South Carolina also offers many tax advantages to retirees, including no estate tax or tax on Social Security. Throw in a mild climate, and there is a lot to like about South Carolina.

But there are serious drawbacks as well. Crime is a serious issue throughout the state, and South Carolina frequently ranks as one of the least safe parts of the country.

Health care is also, at best, middle-tier nationally, which can be a key area of concern for retirees worrying about the health issues that frequently pop up in retirement.

Retiring in South Carolina FAQs

Is it better to retire in South Carolina or Florida?
The better state for retirement may depend on the personal preferences of the retiree. But Florida is generally a much more popular retirement destination, with better weather, a massive senior community and much lower crime rates.
How much do you need to retire in South Carolina?
South Carolina has one of the lowest costs of living in the U.S. Your money will go far there, and a smaller amount of retirement savings may be sufficient. The median household income in the state is about $55,000.
How does South Carolina tax military retirement income?
South Carolina just recently passed a law exempting military retirement income from taxation. So, your military income will not be taxed.
Last Modified: August 2, 2022

7 Cited Research Articles

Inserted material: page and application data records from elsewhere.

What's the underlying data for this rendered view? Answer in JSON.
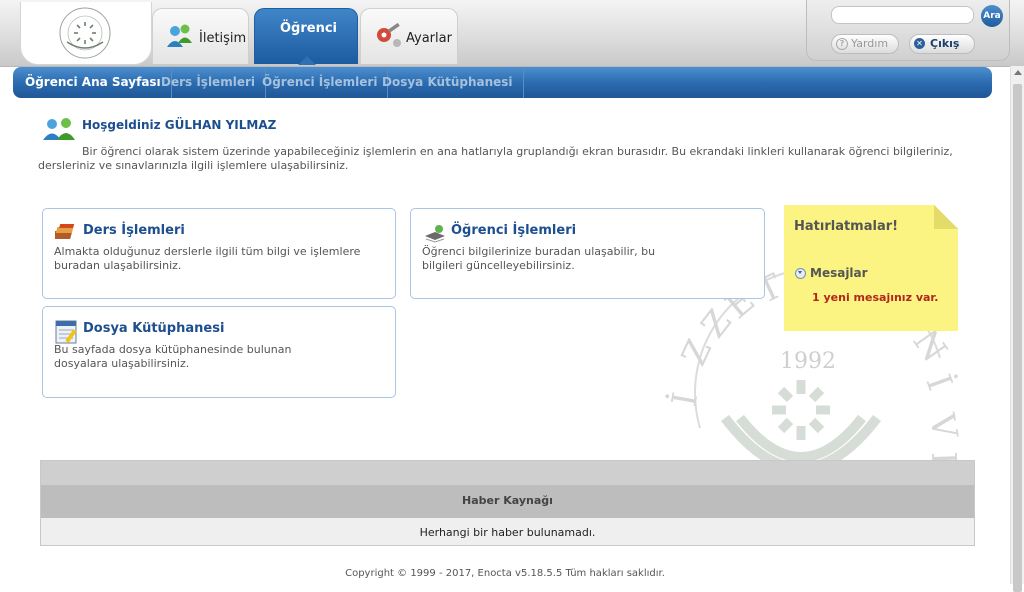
{
  "header": {
    "tabs": [
      {
        "label": "İletişim",
        "icon": "contacts-icon",
        "active": false
      },
      {
        "label": "Öğrenci",
        "icon": "",
        "active": true
      },
      {
        "label": "Ayarlar",
        "icon": "settings-icon",
        "active": false
      }
    ],
    "search": {
      "placeholder": "",
      "button_label": "Ara"
    },
    "help_label": "Yardım",
    "logout_label": "Çıkış"
  },
  "subnav": {
    "items": [
      {
        "label": "Öğrenci Ana Sayfası",
        "active": true
      },
      {
        "label": "Ders İşlemleri",
        "active": false
      },
      {
        "label": "Öğrenci İşlemleri",
        "active": false
      },
      {
        "label": "Dosya Kütüphanesi",
        "active": false
      }
    ]
  },
  "welcome": {
    "title": "Hoşgeldiniz GÜLHAN YILMAZ",
    "description": "Bir öğrenci olarak sistem üzerinde yapabileceğiniz işlemlerin en ana hatlarıyla gruplandığı ekran burasıdır. Bu ekrandaki linkleri kullanarak öğrenci bilgileriniz, dersleriniz ve sınavlarınızla ilgili işlemlere ulaşabilirsiniz."
  },
  "cards": [
    {
      "title": "Ders İşlemleri",
      "description": "Almakta olduğunuz derslerle ilgili tüm bilgi ve işlemlere buradan ulaşabilirsiniz.",
      "icon": "courses-icon"
    },
    {
      "title": "Öğrenci İşlemleri",
      "description": "Öğrenci bilgilerinize buradan ulaşabilir, bu bilgileri güncelleyebilirsiniz.",
      "icon": "student-icon"
    },
    {
      "title": "Dosya Kütüphanesi",
      "description": "Bu sayfada dosya kütüphanesinde bulunan dosyalara ulaşabilirsiniz.",
      "icon": "file-library-icon"
    }
  ],
  "reminders": {
    "title": "Hatırlatmalar!",
    "messages_label": "Mesajlar",
    "messages_text": "1 yeni mesajınız var."
  },
  "watermark": {
    "year": "1992"
  },
  "news": {
    "title": "Haber Kaynağı",
    "empty_text": "Herhangi bir haber bulunamadı."
  },
  "footer": {
    "copyright": "Copyright © 1999 - 2017, Enocta v5.18.5.5 Tüm hakları saklıdır."
  },
  "colors": {
    "primary_blue": "#2c6cb0",
    "title_blue": "#1d4f8f",
    "note_yellow": "#fbf482",
    "alert_red": "#b3261e"
  }
}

  1. Carlsen, J. (2022, March 8). South Carolina’s 20 Safest Cities of 2022. Retrieved from https://www.safewise.com/blog/safest-cities-south-carolina/
  2. Brandon, E. (2021, March 22). The Best Places to Retire in South Carolina. Retrieved from https://money.usnews.com/money/retirement/baby-boomers/articles/the-best-places-to-retire-in-south-carolina
  3. United Health Foundation. (2021). America’s Health Rankings. Retrieved from https://assets.americashealthrankings.org/app/uploads/2021-senior-report-%E2%80%93-state-summaries.pdf
  4. Loughead, K. (2020, February 4). State Individual Income Tax Rates and Brackets for 2020. Retrieved from https://taxfoundation.org/state-individual-income-tax-rates-and-brackets-for-2020/
  5. Stebbens, S. (2020, January 13). Dangerous States: Which States Have the Highest Rates of Violent Crime and Most Murders? Retrieved from https://www.usatoday.com/story/money/2020/01/13/most-dangerous-states-in-america-violent-crime-murder-rate/40968963/
  6. Missouri Economic Research and Information Center. (n.d.). Cost of Living Data Series. Retrieved from https://meric.mo.gov/data/cost-living-data-series
  7. U.S. News & World Report. (n.d.). Aging in America Rankings. Retrieved from https://www.usnews.com/news/best-states/rankings/aging